#### WORK ORDER
Each line of the data below that carries the word "JSON" needs to be copied.

Saved entries:
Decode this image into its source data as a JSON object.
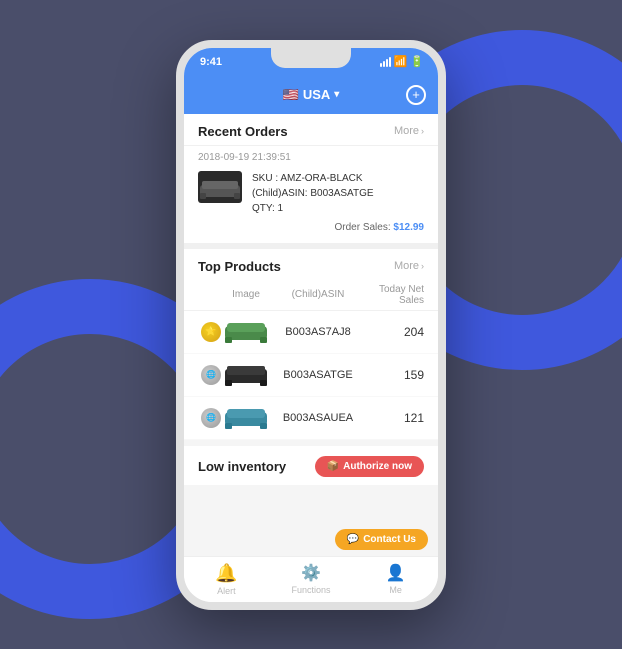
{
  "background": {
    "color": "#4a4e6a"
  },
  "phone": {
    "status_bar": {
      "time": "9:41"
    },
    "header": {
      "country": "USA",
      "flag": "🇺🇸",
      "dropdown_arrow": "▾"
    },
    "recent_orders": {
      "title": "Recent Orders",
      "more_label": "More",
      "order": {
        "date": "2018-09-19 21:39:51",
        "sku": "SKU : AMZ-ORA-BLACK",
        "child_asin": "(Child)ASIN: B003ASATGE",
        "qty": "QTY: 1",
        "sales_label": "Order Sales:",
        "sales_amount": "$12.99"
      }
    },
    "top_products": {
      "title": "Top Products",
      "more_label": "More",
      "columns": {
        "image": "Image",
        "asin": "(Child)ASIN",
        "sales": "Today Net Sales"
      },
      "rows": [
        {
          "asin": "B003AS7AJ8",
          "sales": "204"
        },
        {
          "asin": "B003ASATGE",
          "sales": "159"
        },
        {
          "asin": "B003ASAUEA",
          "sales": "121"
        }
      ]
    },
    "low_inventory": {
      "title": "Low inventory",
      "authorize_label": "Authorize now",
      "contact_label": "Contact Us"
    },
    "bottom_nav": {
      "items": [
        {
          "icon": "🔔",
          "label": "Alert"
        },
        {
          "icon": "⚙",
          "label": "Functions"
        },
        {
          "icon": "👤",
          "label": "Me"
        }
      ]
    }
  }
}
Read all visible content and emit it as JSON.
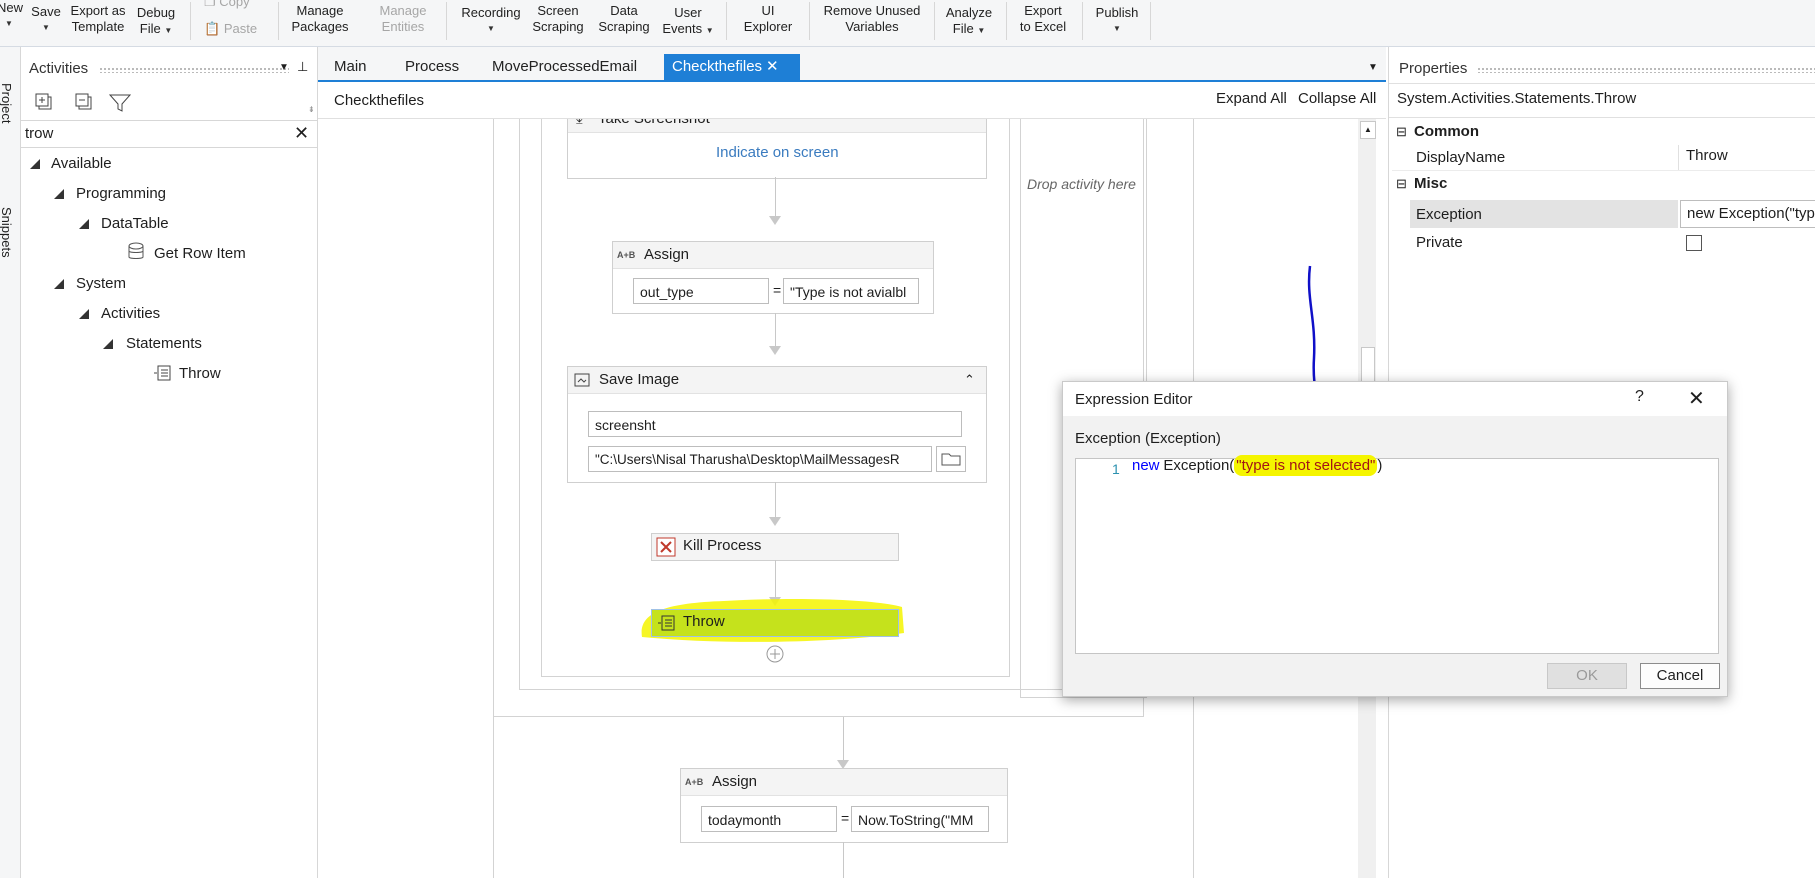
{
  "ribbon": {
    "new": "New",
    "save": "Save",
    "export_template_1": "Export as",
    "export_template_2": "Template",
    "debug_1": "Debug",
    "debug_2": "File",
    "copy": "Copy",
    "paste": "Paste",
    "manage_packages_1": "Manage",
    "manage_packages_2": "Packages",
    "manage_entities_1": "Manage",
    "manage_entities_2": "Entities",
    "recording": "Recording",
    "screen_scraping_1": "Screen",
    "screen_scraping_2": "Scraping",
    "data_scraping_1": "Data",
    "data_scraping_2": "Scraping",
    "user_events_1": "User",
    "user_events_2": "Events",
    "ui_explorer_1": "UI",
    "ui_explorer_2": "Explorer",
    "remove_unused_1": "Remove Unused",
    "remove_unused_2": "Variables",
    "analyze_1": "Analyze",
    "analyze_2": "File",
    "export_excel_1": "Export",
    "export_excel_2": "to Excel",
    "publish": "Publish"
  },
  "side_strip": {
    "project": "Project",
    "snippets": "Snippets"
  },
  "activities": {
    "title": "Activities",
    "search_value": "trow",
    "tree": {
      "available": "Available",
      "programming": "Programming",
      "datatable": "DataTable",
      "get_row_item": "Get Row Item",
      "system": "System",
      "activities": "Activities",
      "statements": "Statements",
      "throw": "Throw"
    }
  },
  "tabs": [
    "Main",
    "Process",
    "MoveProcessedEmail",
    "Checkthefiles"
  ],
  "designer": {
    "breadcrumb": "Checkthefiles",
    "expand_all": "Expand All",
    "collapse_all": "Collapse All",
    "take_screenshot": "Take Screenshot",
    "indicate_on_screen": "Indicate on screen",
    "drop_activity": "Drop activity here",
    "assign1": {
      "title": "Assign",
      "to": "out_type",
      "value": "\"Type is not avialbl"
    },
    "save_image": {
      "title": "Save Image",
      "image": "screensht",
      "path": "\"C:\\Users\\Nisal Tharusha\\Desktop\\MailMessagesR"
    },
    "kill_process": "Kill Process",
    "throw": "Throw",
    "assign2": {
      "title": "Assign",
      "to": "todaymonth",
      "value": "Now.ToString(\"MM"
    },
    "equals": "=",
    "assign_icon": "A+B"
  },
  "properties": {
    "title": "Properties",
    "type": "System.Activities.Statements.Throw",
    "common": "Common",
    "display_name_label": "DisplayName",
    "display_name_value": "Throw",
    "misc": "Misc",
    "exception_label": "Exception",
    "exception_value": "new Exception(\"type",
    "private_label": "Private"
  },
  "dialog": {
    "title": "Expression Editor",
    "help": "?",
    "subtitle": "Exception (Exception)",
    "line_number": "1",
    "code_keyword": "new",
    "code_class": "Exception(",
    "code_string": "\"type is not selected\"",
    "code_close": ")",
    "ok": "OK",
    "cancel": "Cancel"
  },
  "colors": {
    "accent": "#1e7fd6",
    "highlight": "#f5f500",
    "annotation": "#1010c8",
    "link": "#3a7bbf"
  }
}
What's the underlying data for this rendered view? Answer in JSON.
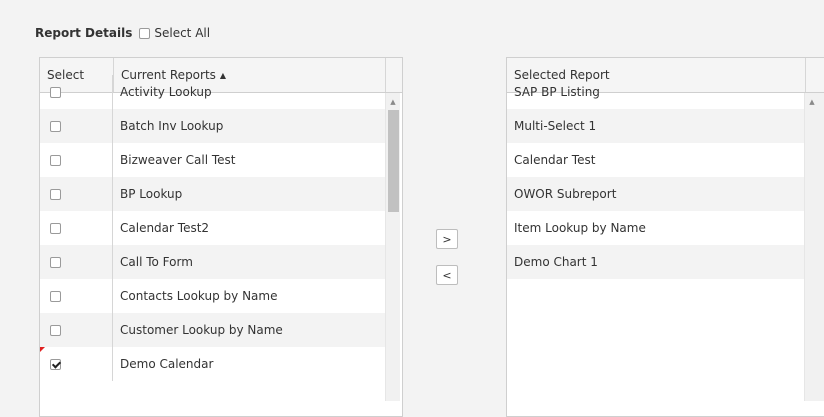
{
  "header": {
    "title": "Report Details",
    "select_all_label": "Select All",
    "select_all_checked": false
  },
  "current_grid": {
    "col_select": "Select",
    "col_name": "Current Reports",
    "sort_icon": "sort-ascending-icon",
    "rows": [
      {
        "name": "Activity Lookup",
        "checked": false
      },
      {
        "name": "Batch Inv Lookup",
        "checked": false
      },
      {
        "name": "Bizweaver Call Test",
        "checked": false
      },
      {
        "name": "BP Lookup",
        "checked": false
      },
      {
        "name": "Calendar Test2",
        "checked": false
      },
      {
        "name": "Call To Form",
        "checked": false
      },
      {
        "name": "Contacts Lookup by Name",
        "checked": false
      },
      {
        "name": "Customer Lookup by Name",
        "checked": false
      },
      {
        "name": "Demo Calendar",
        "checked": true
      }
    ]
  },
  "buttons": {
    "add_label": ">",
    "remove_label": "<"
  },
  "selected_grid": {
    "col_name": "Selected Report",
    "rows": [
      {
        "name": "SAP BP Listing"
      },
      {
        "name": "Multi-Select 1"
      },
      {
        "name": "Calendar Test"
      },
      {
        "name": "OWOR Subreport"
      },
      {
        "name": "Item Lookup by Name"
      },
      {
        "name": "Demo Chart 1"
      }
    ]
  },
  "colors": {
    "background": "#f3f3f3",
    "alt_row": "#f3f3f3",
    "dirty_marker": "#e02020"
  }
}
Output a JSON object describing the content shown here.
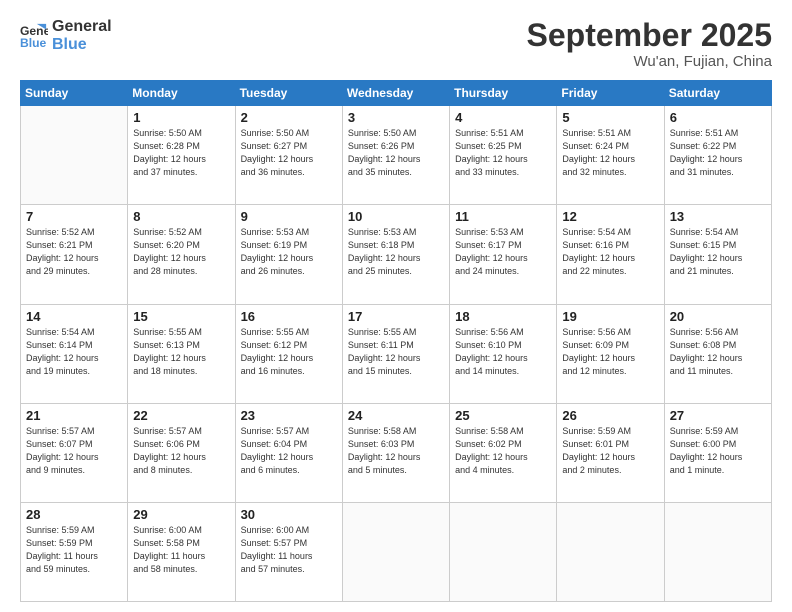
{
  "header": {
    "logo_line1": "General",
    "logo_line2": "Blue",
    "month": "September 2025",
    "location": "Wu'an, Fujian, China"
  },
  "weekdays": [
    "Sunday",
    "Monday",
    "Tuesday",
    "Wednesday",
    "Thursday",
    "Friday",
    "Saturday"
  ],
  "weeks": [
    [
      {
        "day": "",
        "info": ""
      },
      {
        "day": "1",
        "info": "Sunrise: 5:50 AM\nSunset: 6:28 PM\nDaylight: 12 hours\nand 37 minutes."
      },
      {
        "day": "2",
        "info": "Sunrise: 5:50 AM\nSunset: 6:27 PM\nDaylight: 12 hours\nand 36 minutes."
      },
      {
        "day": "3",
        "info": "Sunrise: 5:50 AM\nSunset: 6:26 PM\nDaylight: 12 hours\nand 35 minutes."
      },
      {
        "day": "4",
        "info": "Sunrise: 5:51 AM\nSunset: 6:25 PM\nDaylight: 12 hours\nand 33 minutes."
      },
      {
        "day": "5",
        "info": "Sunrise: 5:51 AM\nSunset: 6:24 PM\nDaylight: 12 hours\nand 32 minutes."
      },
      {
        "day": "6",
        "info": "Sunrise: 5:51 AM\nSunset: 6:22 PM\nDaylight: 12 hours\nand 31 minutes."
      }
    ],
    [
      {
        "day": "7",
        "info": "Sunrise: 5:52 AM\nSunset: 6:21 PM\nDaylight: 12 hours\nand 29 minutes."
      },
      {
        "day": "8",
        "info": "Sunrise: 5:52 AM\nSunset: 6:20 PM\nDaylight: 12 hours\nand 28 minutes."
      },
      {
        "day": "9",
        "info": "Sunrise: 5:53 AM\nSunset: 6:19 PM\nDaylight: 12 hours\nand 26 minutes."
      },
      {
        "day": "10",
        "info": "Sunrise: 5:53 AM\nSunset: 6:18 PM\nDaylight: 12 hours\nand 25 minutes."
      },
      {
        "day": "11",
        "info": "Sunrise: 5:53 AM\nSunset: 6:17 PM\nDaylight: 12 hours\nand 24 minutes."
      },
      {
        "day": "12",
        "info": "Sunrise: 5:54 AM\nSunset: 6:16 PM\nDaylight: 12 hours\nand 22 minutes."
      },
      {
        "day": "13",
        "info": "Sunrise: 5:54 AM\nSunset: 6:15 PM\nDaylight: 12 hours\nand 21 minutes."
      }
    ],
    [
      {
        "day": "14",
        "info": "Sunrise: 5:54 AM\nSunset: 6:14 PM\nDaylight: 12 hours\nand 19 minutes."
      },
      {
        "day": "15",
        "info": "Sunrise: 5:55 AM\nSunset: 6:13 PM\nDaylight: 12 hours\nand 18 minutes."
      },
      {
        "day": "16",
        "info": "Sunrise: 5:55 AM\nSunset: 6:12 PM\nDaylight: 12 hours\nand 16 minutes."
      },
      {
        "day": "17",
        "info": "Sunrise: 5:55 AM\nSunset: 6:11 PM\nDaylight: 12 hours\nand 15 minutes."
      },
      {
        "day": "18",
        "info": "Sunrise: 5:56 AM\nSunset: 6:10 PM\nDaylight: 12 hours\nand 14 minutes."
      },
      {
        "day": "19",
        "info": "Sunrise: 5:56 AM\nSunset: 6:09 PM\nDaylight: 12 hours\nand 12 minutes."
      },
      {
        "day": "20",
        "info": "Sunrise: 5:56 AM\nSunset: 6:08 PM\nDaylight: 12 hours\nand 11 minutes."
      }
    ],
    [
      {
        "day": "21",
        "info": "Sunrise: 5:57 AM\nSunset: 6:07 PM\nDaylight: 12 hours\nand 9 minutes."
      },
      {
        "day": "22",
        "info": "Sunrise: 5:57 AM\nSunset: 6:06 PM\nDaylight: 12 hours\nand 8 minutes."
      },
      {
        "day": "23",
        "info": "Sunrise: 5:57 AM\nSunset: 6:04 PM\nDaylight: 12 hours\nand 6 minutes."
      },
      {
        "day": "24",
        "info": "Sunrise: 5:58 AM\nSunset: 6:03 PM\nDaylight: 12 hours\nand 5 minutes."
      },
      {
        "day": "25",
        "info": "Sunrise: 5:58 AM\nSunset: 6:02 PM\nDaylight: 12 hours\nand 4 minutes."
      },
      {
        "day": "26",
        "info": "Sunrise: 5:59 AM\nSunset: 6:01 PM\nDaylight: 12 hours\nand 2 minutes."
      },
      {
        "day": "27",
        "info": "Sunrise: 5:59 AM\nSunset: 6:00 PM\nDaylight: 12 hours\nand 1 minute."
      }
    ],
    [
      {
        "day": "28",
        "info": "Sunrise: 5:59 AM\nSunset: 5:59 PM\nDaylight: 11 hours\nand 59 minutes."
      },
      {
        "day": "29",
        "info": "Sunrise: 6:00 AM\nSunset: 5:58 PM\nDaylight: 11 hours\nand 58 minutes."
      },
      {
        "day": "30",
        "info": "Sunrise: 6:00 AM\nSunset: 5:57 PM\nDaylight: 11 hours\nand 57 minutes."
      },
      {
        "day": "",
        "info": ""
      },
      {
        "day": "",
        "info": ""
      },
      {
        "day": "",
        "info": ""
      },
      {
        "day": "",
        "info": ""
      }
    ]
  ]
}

#### RESPONSE TO THE TASK
Decode this image into its source data as a JSON object.
Read all visible content and emit it as JSON.
What's the underlying data for this rendered view? Answer in JSON.
Output a JSON object describing the content shown here.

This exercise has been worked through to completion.